The next big event for auto-enrolment is the implementation of the 2017 review commissioned by the Government and announced as going live in the middle years of this decade. The lead time for the legislation to be in place was assumed to be two to three which might , prior to the events this summer , have seen it on the statute books this summer. Instead of progress, the change of Prime Minister and reshuffle of DWP ministers now sees us with a new Pension Minister (Alex Burghart) and Guy Opperman returning to the back benches.
More importantly for changes in auto-enrolment , the new Minister has swapped “inclusion” for “growth” as the extension of his title , suggesting that his priorities will be more in supporting pensions as a feeder for the Government’s growth agenda than as a means of including more people in auto-enrolment. It will take some months for the new Minister to get on top of his brief and the PLSA is now arguing for implementation of the changes in the latter years of the decade, recognising that earlier promises have irrevocably slipped.
The PLSA is calling on Government to reform AE to get more people saving (such as younger people, multiple job holders and gig economy workers) and at higher contributions (by removing band earnings and gradually increasing contributions from 8% to 12%, split evenly between employers and employees). This is so that people on median earnings are more likely to achieve the Pensions Commission’s Target Replacement Rates.
However, such policies have two major barriers to overcome. The first is the reduction in net disposable income amongst those savers who have increased borrowing costs , higher household bills and higher overall taxes (assuming tax thresholds remain frozen). Add to this negative real earnings growth and it’s hard to work out where the extra 4% of earnings will come from , if not from what will be seen as another corporate tax.
The second barrier is indeed tax. Not only will an increase in mandatory contributions from employers with eligible jobholders be considered an extension of business taxes but the taxes foregone by HMRC, especially where National Insurance is being lost, may make the burden of an extension of auto-enrolment unfeasible.
Guy Opperman was fond of saying that there is never a good time to increase auto-enrolment and former Minister Steve Webb has echoed him by reminding us that auto-enrolment was launched in the aftermath of the financial crisis and in tandem with the implementation of the austerity policies that were in place throughout auto-enrolment’s staging.
So the question that is in the new Minister’s in-tray is unlikely to get a positive answer unless ramping up auto-enrolment contributions and extending its scope can be deemed part of the growth agenda.
Unfortunately for the hopes of implementation of the 2017 reforms, the evidence so far is that workplace pensions have been slow to adapt their investment policies to include the kind of growth assets that can “build Britain back better”. Again the big policy idea has been thwarted by the commercial reality that workplace pension providers compete for employer’s business on price and the price of a product that includes private equity, credit and infrastructure assets is considerably higher than for using plain vanilla investments (typically in passive funds).
So Alex Burghart is unlikely to be able to promote auto-enrolment as a means of getting growth into the UK economy.

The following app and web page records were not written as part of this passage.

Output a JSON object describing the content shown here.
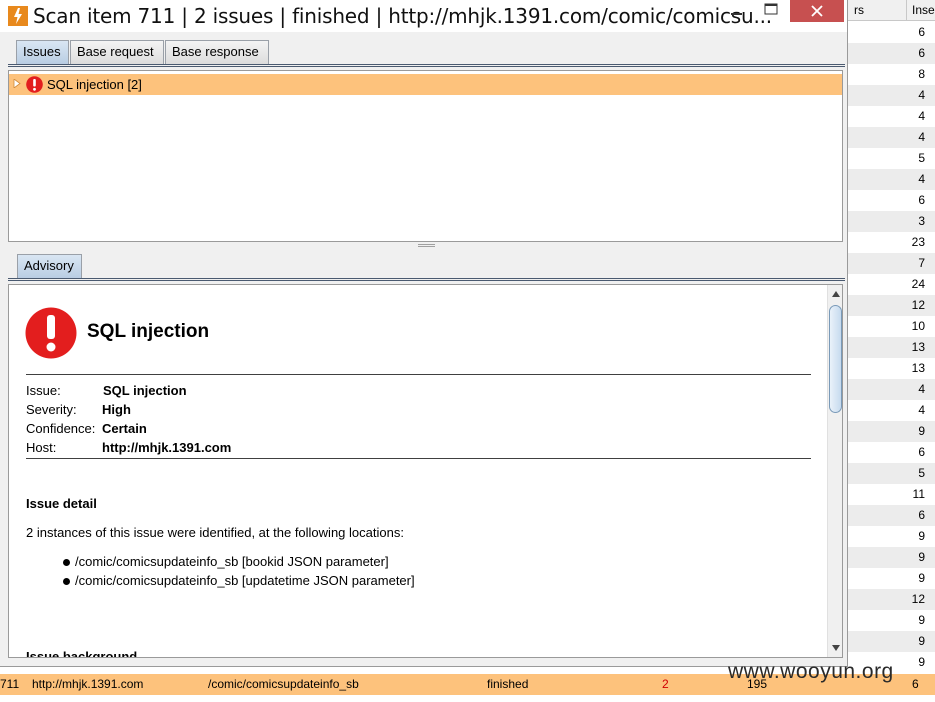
{
  "window": {
    "title": "Scan item 711 | 2 issues | finished | http://mhjk.1391.com/comic/comicsu..."
  },
  "top_tabs": [
    {
      "label": "Issues",
      "active": true
    },
    {
      "label": "Base request",
      "active": false
    },
    {
      "label": "Base response",
      "active": false
    }
  ],
  "issues_tree": {
    "items": [
      {
        "label": "SQL injection [2]",
        "severity_icon": "high-severity-icon"
      }
    ]
  },
  "advisory_tab": {
    "label": "Advisory"
  },
  "advisory": {
    "title": "SQL injection",
    "fields": [
      {
        "label": "Issue:",
        "value": "SQL injection"
      },
      {
        "label": "Severity:",
        "value": "High"
      },
      {
        "label": "Confidence:",
        "value": "Certain"
      },
      {
        "label": "Host:",
        "value": "http://mhjk.1391.com"
      }
    ],
    "issue_detail_heading": "Issue detail",
    "issue_detail_text": "2 instances of this issue were identified, at the following locations:",
    "locations": [
      "/comic/comicsupdateinfo_sb [bookid JSON parameter]",
      "/comic/comicsupdateinfo_sb [updatetime JSON parameter]"
    ],
    "issue_background_heading": "Issue background"
  },
  "background_table": {
    "headers": [
      "rs",
      "Inse"
    ],
    "values": [
      "6",
      "6",
      "8",
      "4",
      "4",
      "4",
      "5",
      "4",
      "6",
      "3",
      "23",
      "7",
      "24",
      "12",
      "10",
      "13",
      "13",
      "4",
      "4",
      "9",
      "6",
      "5",
      "11",
      "6",
      "9",
      "9",
      "9",
      "12",
      "9",
      "9",
      "9"
    ]
  },
  "background_rows": [
    {
      "id": "711",
      "host": "http://mhjk.1391.com",
      "path": "/comic/comicsupdateinfo_sb",
      "status": "finished",
      "issues": "2",
      "requests": "195",
      "insertion": "6"
    }
  ],
  "watermark": "www.wooyun.org",
  "colors": {
    "highlight_row": "#fdc27c",
    "issue_count_red": "#d00000",
    "severity_red": "#e31e1e"
  }
}
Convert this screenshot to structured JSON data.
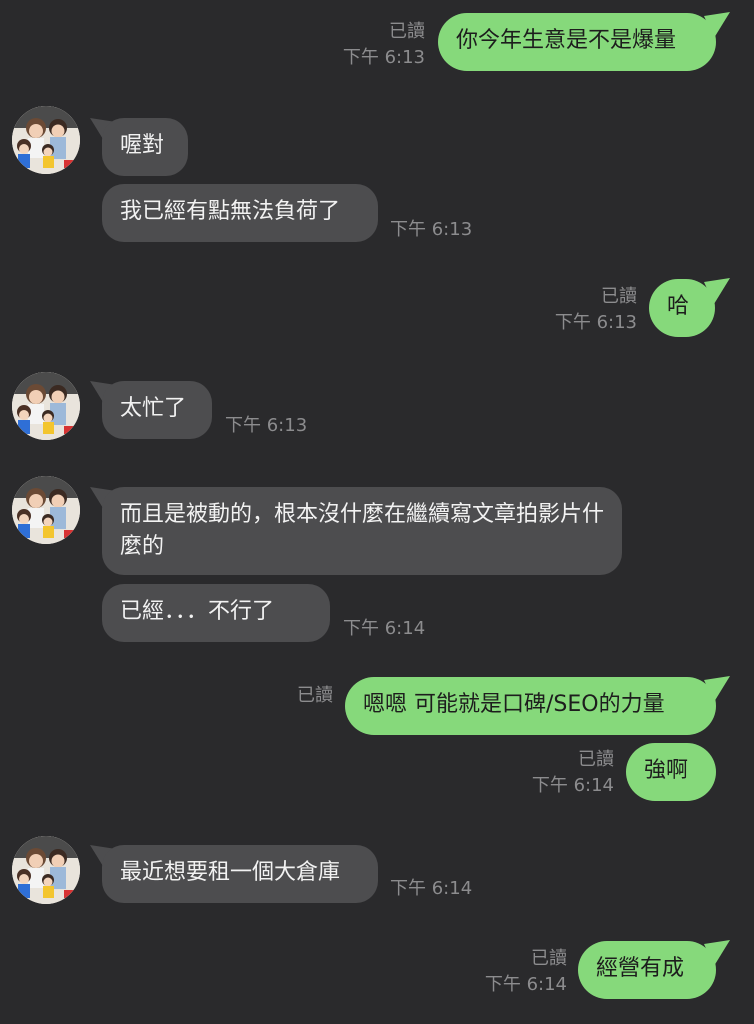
{
  "chat": {
    "contact_avatar_icon": "family-photo-avatar-icon",
    "colors": {
      "background": "#2a2a2c",
      "outgoing_bubble": "#86d97b",
      "incoming_bubble": "#4d4d4f",
      "meta_text": "#8c8c8e"
    },
    "messages": [
      {
        "direction": "outgoing",
        "text": "你今年生意是不是爆量",
        "read": "已讀",
        "time": "下午 6:13"
      },
      {
        "direction": "incoming",
        "text": "喔對"
      },
      {
        "direction": "incoming",
        "text": "我已經有點無法負荷了",
        "time": "下午 6:13"
      },
      {
        "direction": "outgoing",
        "text": "哈",
        "read": "已讀",
        "time": "下午 6:13"
      },
      {
        "direction": "incoming",
        "text": "太忙了",
        "time": "下午 6:13"
      },
      {
        "direction": "incoming",
        "text": "而且是被動的，根本沒什麼在繼續寫文章拍影片什麼的"
      },
      {
        "direction": "incoming",
        "text": "已經．．．不行了",
        "time": "下午 6:14"
      },
      {
        "direction": "outgoing",
        "text": "嗯嗯 可能就是口碑/SEO的力量",
        "read": "已讀"
      },
      {
        "direction": "outgoing",
        "text": "強啊",
        "read": "已讀",
        "time": "下午 6:14"
      },
      {
        "direction": "incoming",
        "text": "最近想要租一個大倉庫",
        "time": "下午 6:14"
      },
      {
        "direction": "outgoing",
        "text": "經營有成",
        "read": "已讀",
        "time": "下午 6:14"
      }
    ]
  }
}
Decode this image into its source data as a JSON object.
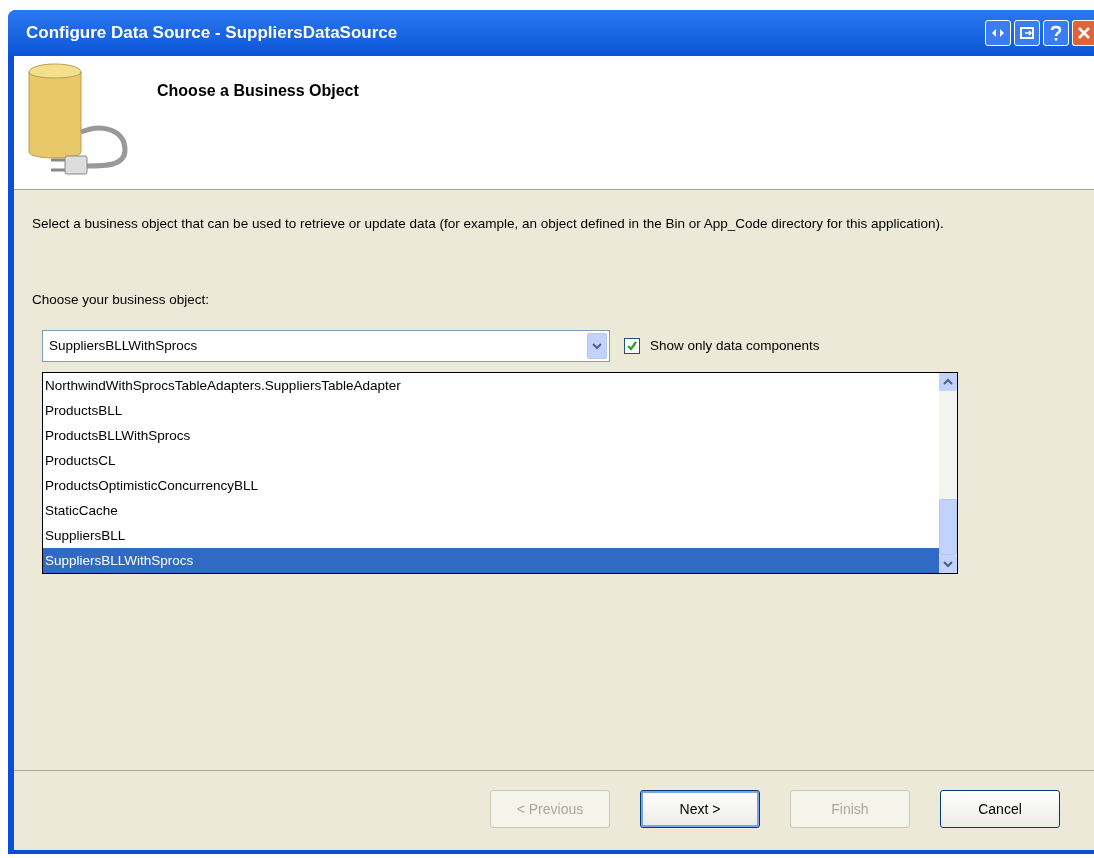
{
  "window": {
    "title": "Configure Data Source - SuppliersDataSource"
  },
  "header": {
    "title": "Choose a Business Object"
  },
  "description": "Select a business object that can be used to retrieve or update data (for example, an object defined in the Bin or App_Code directory for this application).",
  "business_object": {
    "label": "Choose your business object:",
    "value": "SuppliersBLLWithSprocs"
  },
  "show_only_data_components": {
    "label": "Show only data components",
    "checked": true
  },
  "list_items": [
    {
      "label": "NorthwindWithSprocsTableAdapters.SuppliersTableAdapter",
      "selected": false
    },
    {
      "label": "ProductsBLL",
      "selected": false
    },
    {
      "label": "ProductsBLLWithSprocs",
      "selected": false
    },
    {
      "label": "ProductsCL",
      "selected": false
    },
    {
      "label": "ProductsOptimisticConcurrencyBLL",
      "selected": false
    },
    {
      "label": "StaticCache",
      "selected": false
    },
    {
      "label": "SuppliersBLL",
      "selected": false
    },
    {
      "label": "SuppliersBLLWithSprocs",
      "selected": true
    }
  ],
  "buttons": [
    {
      "label": "< Previous",
      "disabled": true,
      "default": false
    },
    {
      "label": "Next >",
      "disabled": false,
      "default": true
    },
    {
      "label": "Finish",
      "disabled": true,
      "default": false
    },
    {
      "label": "Cancel",
      "disabled": false,
      "default": false
    }
  ]
}
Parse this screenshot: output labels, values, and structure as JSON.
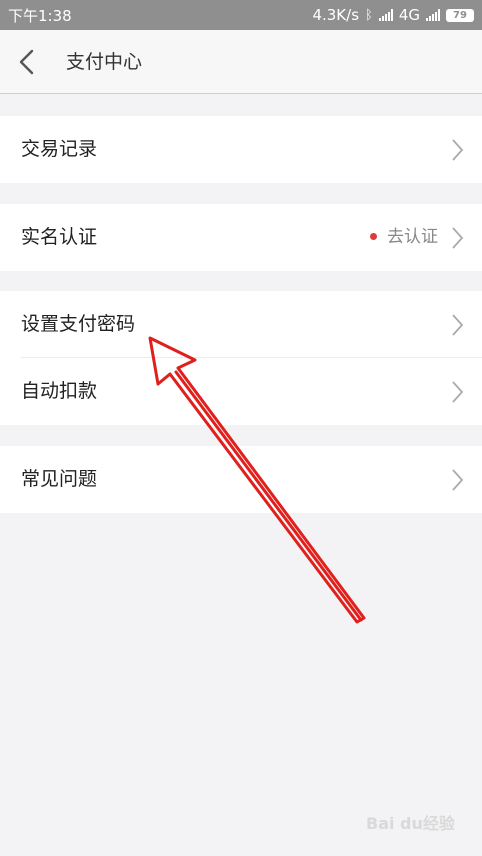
{
  "status_bar": {
    "time": "下午1:38",
    "speed": "4.3K/s",
    "network": "4G",
    "battery": "79"
  },
  "header": {
    "title": "支付中心"
  },
  "menu": {
    "transaction_records": "交易记录",
    "real_name": {
      "label": "实名认证",
      "status": "去认证"
    },
    "set_password": "设置支付密码",
    "auto_debit": "自动扣款",
    "faq": "常见问题"
  },
  "watermark": "Bai du经验",
  "colors": {
    "annotation_arrow": "#e0201c",
    "status_dot": "#e03a3a"
  }
}
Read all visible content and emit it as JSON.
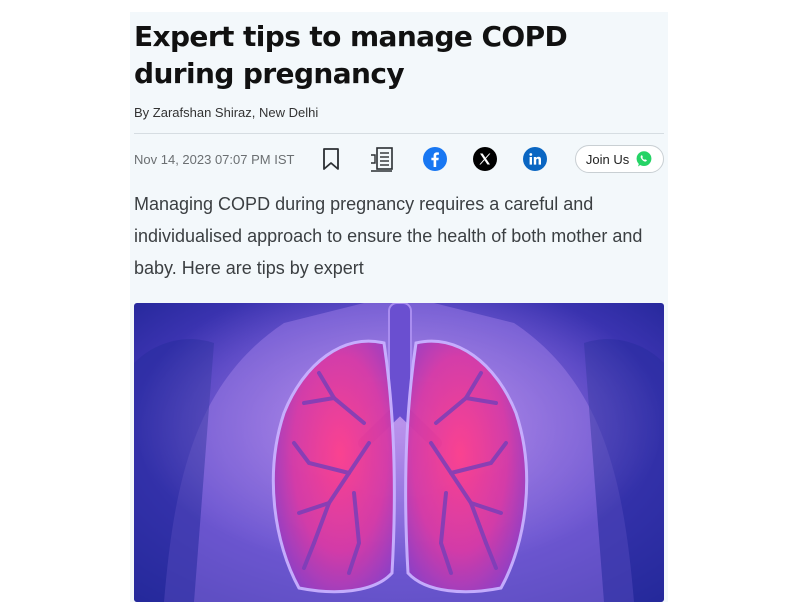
{
  "article": {
    "title": "Expert tips to manage COPD during pregnancy",
    "byline": "By Zarafshan Shiraz, New Delhi",
    "timestamp": "Nov 14, 2023 07:07 PM IST",
    "summary": "Managing COPD during pregnancy requires a careful and individualised approach to ensure the health of both mother and baby. Here are tips by expert"
  },
  "actions": {
    "join_label": "Join Us",
    "icons": [
      "bookmark-icon",
      "listen-icon",
      "facebook-icon",
      "x-twitter-icon",
      "linkedin-icon",
      "whatsapp-icon"
    ]
  },
  "colors": {
    "facebook": "#1877f2",
    "x": "#000000",
    "linkedin": "#0a66c2",
    "whatsapp": "#25d366",
    "panel_bg": "#f3f8fb"
  },
  "hero_image": {
    "subject": "lungs-illustration"
  }
}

Which leaves the prospect of any major improvement in the coverage and depth of auto-enrolment on hold.
One ray of hope is a private member’s bill which is being introduced by the MP Richard Holden. Holden hopes that the 2017 AE review can be introduced by the backdoor, Considering the currently chaotic state of Government, he might just stand a chance.